Other communities with the county’s lowest collection rates were Riverdale (62.3%), Calumet Park (74.7%), Markham (75.5%), Dolton (76.7%), Dixmoor (78.2%), Burnham (78.6%), Chicago Heights (80.3%), Calumet City (81.9%), Park Forest (83%), Maywood (83.6%) and South Chicago Heights (86%).
The amount of shortfalls due to uncollected taxes varies depending on the size of communities. Chicago Heights, for example, is missing out on $15 million a year because of unpaid taxes. Calumet City is $17 million short of what it expected to collect.
Calumet Park is shortchanged to the tune of about $4 million annually, while tiny Burnham is missing about $2.5 million of its money each year.
Collection rates are indicators of other factors that point to systemic inequality that has marred the Southland for decades. Tax collections are low partly because tax rates are so high.
“Further increases in tax rates in many south suburbs would worsen the outsized burden already placed on property owners in those towns,” the treasurer’s researchers warned.
Municipalities with the highest tax rates in Cook County are all in the south suburbs, according to the Cook County clerk’s office. Park Forest has the highest composite tax rate at 41.6% of assessed values, followed by Riverdale at 31.1% and Phoenix at 30%. For comparison, the city of Chicago’s composite tax rate is 6.7%.
High tax rates discourage investment by prospective businesses and make it more difficult to lure companies that would create jobs and grow the tax base. The relative lack of commercial and industrial properties in the Southland shifts more of the tax burden onto homeowners.
Over decades, a downward spiral has developed in which many south suburban residents no longer have access to higher quality education, health care, employment and other opportunities available to residents in other parts of the county.
The housing market crash of 2009 and Great Recession that followed hit the Southland particularly hard, said Kristi DeLaurentiis, executive director of the South Suburban Mayors and Managers Association.

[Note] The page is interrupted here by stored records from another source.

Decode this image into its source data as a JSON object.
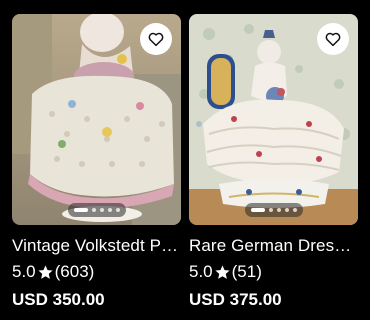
{
  "listings": [
    {
      "title": "Vintage Volkstedt Porcelain Lace Figurine",
      "rating": "5.0",
      "reviews": "(603)",
      "price": "USD 350.00"
    },
    {
      "title": "Rare German Dresden Lace Lady Figurine",
      "rating": "5.0",
      "reviews": "(51)",
      "price": "USD 375.00"
    }
  ],
  "icons": {
    "favorite": "heart-outline-icon",
    "rating": "star-icon"
  },
  "colors": {
    "background": "#000000",
    "text": "#ffffff",
    "fav_bg": "#ffffff"
  }
}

Meanwhile, the state has been keeping a larger share of income taxes and disbursing a smaller percentage of revenues through the Local Government Distributive Fund.
“SSMMA has been advocating to get our fair share restored from the state so we can relieve some of the tax pressures on our taxpayers,” DeLaurentiis said.
Data on collection rates indicate the challenges communities face as they try to serve residents.
“We see this as a snapshot of what is happening at the community level and how communities are being asked to do more with less,” she said.
News updates from the south suburbs delivered every Monday and Wednesday
Data such as collection rates help highlight inequities and give elected and appointed leaders insight into how to address concerns and help level the playing field. Pappas has created a think tank and charged researchers to discover and document inequities in the property tax system.
“This study says, ‘Look, we have a great collection rate overall, but if you decipher it the south suburbs are suffering,’” Pappas said.
Previously her team, which includes former Chicago Tribune reporters Hal Dardick and Todd Lighty, has reported on how redlining deprived Black people of homeownership opportunities in the south suburbs and how vulture capitalists have exploited errors in the tax sale process to transfer wealth out of the region.
The latest report will be published as the inaugural edition of a newsletter, Pappas said. Pappas said she has presented findings of the two previous studies at national and international conferences.
“I value Hal and Todd. I value that they are in an environment where they are free to think. I was fortunate enough to steal them away from the Chicago Tribune,” she said. “They’re creating international attention for inequitable matters in the property tax system.”
Ted Slowik is a columnist for the Daily Southtown.
Ino Saves New
via rk2’s favorite articles on Inoreader https://ift.tt/u0mVJtK
February 13, 2023 at 05:36PM